As we go to higher altitudes such as top mountains the atmospheric pressure is found to decrease. The following are the reasons due to which atmospheric pressure decreases at higher altitudes:
(i) Density of air decreases at higher altitudes.
(ii) Height of the air column above us also decreases.
A variation between the altitude and pressure/density is shown in the graph given below.
The graph above shows how both air pressure and air density decrease with increasing altitude.
Variation of Atmospheric Pressure with height – some facts
The atmosphere stretches about 150 km above Earth’s surface. However, about 80% of the atmosphere’s gases are found within
10 km of Earth’s surface.
At the top of the atmosphere, pressure is almost nonexistent. The pressure is close to 0 Pa because there are fewer gas particles and they rarely collide.
The small number of gas particles is one of the reasons it is harder to breathe at high altitudes. Mount Everest in south-central Asia
is the highest point on Earth. At the top of Mount Everest, atmospheric pressure is about 33,000 Pa, or 33 kilopascals (33 kPa).
People who climb Mount Everest bring oxygen tanks to help them breathe at that altitude. At sea level, atmospheric pressure is about 101 kPa.
Atmospheric Pressure and Depth
Take a look at Figure 2. Notice how atmospheric pressure changes as you travel through the atmosphere.
As you travel farther down into Earth’s atmosphere towards the surface of the earth, pressure increases. In other words, the pressure increases as the atmosphere gets “deeper.”
An important point to remember about fluids is that pressure varies depending on depth.
At lower levels of the atmosphere, more fluid from above is being pulled by Earth’s gravitational force. So, there is more pressure at lower levels of the atmosphere.
Pressure Changes and our Body | popping of ears
What happens to our body when the atmospheric pressure changes?
If we travel to higher or lower points in the atmosphere, the fluids in our body have to adjust to maintain equal pressure.

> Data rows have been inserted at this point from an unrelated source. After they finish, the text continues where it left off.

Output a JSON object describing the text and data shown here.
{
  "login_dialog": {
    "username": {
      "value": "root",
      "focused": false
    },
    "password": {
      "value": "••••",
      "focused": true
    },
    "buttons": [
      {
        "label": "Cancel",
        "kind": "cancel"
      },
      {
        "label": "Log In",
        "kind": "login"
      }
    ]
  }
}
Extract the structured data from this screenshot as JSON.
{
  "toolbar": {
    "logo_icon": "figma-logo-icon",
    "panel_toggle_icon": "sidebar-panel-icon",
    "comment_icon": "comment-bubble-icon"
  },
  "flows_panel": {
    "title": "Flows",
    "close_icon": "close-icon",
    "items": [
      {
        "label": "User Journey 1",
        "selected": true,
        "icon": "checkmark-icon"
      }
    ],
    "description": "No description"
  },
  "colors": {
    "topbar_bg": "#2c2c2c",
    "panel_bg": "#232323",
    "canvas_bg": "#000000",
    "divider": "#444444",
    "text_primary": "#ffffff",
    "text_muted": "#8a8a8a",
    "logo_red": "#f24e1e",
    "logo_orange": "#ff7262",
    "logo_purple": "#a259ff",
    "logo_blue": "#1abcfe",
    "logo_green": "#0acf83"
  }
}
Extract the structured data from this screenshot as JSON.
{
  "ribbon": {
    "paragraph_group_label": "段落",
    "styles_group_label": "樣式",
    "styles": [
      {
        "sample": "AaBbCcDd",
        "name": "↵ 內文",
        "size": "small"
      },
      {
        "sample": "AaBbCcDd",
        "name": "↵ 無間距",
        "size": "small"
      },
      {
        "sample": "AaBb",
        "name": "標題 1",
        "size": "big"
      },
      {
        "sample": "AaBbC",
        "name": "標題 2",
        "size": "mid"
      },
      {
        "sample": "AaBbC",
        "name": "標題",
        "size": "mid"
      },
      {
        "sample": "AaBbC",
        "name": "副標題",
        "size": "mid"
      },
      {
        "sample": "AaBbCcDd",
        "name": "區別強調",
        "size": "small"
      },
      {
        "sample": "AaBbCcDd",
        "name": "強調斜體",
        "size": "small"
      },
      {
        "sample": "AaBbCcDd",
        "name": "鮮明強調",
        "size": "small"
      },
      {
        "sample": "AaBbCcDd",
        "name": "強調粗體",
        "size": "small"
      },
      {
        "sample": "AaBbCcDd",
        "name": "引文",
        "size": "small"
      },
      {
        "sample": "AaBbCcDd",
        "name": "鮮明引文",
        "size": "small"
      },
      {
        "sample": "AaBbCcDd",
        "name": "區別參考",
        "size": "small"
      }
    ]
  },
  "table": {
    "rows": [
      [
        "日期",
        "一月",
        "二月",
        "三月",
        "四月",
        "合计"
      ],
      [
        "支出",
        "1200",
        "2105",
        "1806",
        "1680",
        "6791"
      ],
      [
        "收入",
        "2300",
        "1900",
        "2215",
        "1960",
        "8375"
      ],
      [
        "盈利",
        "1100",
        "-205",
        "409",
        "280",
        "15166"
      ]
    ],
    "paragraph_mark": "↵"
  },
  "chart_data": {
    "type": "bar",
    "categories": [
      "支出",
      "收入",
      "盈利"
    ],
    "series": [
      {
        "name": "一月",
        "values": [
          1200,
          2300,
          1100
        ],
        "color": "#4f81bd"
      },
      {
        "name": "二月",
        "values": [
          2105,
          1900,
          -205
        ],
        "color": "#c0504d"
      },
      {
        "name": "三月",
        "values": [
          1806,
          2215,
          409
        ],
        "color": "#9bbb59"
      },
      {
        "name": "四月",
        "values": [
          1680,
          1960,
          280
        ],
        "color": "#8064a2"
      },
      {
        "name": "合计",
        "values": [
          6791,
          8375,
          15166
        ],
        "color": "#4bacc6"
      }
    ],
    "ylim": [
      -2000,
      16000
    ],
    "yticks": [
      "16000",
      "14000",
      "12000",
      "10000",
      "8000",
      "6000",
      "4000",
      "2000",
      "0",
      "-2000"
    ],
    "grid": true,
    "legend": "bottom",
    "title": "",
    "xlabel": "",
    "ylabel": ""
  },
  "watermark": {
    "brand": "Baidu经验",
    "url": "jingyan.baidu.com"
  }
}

We experience this adjustment if our ears pop when we are in a plane taking off or are in a car traveling down a steep mountain road.
The “pop” happens because of pressure changes in air chambers behind our eardrums.